(Website and app data records)

---*---

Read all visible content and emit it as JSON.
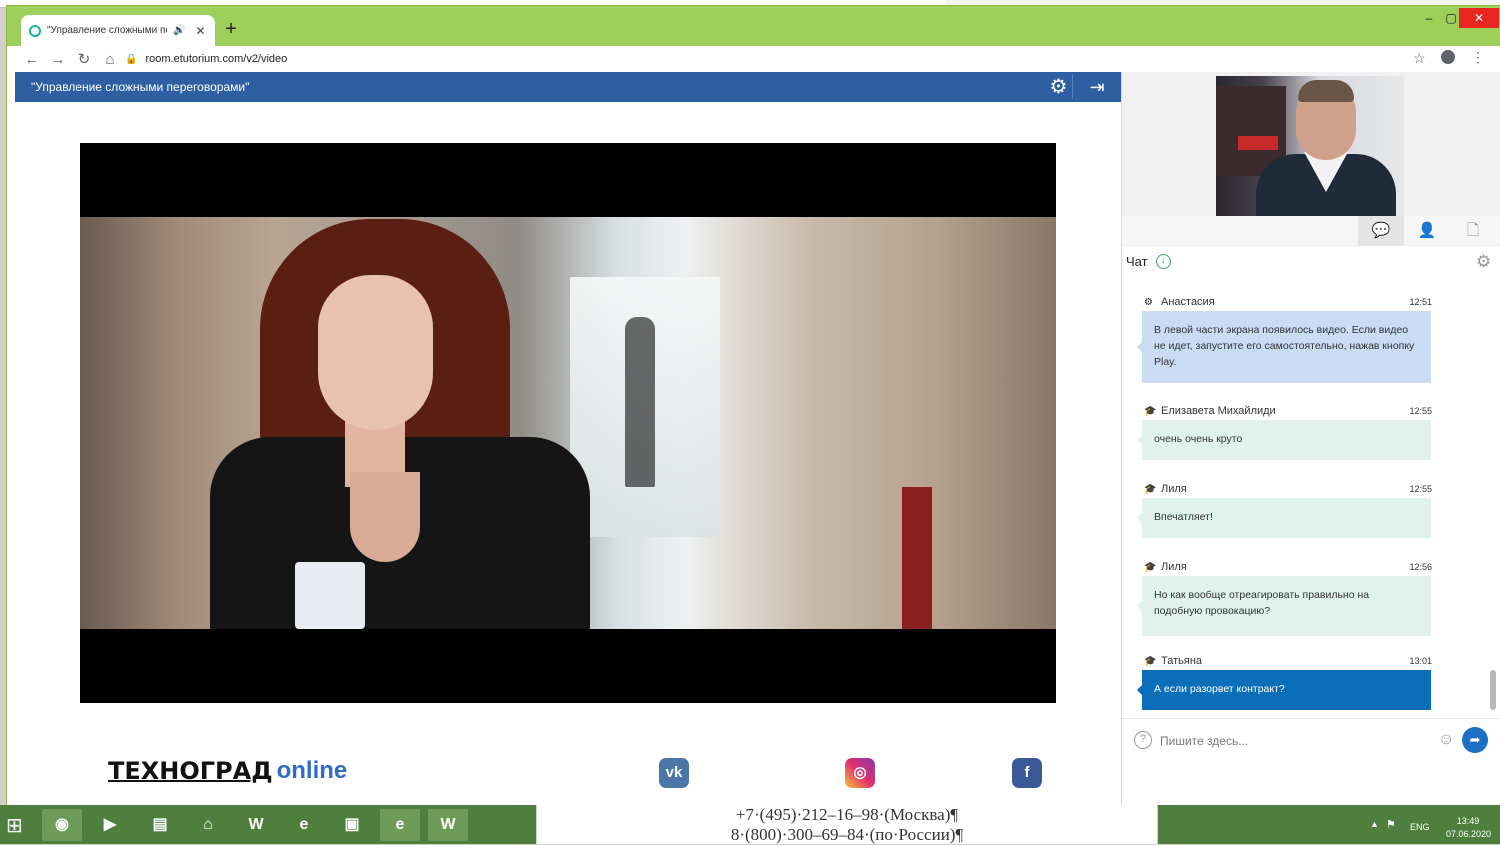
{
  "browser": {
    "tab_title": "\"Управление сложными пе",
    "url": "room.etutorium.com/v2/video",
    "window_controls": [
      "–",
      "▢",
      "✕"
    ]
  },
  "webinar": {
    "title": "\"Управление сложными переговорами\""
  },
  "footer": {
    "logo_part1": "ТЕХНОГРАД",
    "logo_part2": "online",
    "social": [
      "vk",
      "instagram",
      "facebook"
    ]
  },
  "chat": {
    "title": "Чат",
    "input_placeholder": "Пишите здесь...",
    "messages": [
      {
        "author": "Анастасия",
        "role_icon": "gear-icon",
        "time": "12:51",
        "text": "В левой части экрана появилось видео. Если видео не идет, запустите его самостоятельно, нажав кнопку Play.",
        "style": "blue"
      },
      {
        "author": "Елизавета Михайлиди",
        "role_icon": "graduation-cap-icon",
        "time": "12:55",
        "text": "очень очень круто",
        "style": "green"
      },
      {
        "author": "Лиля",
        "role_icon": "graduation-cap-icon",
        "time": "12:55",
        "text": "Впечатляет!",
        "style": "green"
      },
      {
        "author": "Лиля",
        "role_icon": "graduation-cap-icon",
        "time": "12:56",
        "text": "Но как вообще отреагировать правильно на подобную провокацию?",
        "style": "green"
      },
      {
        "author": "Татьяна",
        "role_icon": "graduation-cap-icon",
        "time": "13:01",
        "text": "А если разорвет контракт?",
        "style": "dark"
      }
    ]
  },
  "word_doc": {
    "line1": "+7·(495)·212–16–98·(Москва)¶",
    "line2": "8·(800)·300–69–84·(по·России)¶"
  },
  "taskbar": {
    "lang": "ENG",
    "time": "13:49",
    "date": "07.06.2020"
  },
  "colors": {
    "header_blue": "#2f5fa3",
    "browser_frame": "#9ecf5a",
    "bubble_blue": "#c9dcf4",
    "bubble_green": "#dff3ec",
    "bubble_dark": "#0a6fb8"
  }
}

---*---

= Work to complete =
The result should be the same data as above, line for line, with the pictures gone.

= Result =
Read all visible content and emit it as JSON.
{
  "browser": {
    "tab_title": "\"Управление сложными пе",
    "url": "room.etutorium.com/v2/video",
    "window_controls": [
      "–",
      "▢",
      "✕"
    ]
  },
  "webinar": {
    "title": "\"Управление сложными переговорами\""
  },
  "footer": {
    "logo_part1": "ТЕХНОГРАД",
    "logo_part2": "online",
    "social": [
      "vk",
      "instagram",
      "facebook"
    ]
  },
  "chat": {
    "title": "Чат",
    "input_placeholder": "Пишите здесь...",
    "messages": [
      {
        "author": "Анастасия",
        "role_icon": "gear-icon",
        "time": "12:51",
        "text": "В левой части экрана появилось видео. Если видео не идет, запустите его самостоятельно, нажав кнопку Play.",
        "style": "blue"
      },
      {
        "author": "Елизавета Михайлиди",
        "role_icon": "graduation-cap-icon",
        "time": "12:55",
        "text": "очень очень круто",
        "style": "green"
      },
      {
        "author": "Лиля",
        "role_icon": "graduation-cap-icon",
        "time": "12:55",
        "text": "Впечатляет!",
        "style": "green"
      },
      {
        "author": "Лиля",
        "role_icon": "graduation-cap-icon",
        "time": "12:56",
        "text": "Но как вообще отреагировать правильно на подобную провокацию?",
        "style": "green"
      },
      {
        "author": "Татьяна",
        "role_icon": "graduation-cap-icon",
        "time": "13:01",
        "text": "А если разорвет контракт?",
        "style": "dark"
      }
    ]
  },
  "word_doc": {
    "line1": "+7·(495)·212–16–98·(Москва)¶",
    "line2": "8·(800)·300–69–84·(по·России)¶"
  },
  "taskbar": {
    "lang": "ENG",
    "time": "13:49",
    "date": "07.06.2020"
  },
  "colors": {
    "header_blue": "#2f5fa3",
    "browser_frame": "#9ecf5a",
    "bubble_blue": "#c9dcf4",
    "bubble_green": "#dff3ec",
    "bubble_dark": "#0a6fb8"
  }
}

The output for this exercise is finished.